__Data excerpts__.
Start of Block
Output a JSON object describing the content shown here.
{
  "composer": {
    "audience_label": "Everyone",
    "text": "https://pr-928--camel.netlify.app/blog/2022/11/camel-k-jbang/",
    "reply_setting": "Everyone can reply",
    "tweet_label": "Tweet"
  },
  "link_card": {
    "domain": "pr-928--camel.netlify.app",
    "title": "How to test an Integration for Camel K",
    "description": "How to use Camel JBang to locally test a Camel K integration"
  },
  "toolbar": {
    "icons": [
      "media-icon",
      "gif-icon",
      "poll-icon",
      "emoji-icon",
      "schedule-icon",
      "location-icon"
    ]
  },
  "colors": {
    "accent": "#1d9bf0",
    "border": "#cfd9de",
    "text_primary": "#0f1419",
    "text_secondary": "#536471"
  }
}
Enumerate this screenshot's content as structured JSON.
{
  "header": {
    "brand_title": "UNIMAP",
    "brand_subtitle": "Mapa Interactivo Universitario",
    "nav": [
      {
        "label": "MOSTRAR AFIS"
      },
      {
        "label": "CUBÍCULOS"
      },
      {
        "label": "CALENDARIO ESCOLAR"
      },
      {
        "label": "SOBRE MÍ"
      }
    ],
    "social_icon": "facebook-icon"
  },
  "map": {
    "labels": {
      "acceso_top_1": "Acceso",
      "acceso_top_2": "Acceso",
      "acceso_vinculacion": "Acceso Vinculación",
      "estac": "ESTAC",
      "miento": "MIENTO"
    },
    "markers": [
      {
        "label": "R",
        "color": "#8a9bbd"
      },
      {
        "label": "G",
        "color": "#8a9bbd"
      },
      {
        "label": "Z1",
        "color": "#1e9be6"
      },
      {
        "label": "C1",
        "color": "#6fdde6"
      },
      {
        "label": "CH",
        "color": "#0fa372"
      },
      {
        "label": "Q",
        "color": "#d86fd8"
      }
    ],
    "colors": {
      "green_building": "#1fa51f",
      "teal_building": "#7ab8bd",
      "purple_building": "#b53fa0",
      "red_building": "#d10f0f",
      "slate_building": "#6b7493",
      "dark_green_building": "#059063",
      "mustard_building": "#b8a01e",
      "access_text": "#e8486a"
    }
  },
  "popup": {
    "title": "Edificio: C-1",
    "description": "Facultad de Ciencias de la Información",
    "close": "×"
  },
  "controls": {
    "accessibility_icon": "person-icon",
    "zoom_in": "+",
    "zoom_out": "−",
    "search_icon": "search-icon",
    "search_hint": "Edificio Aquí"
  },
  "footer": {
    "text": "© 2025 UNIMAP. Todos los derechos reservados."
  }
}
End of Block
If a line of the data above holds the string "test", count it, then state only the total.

2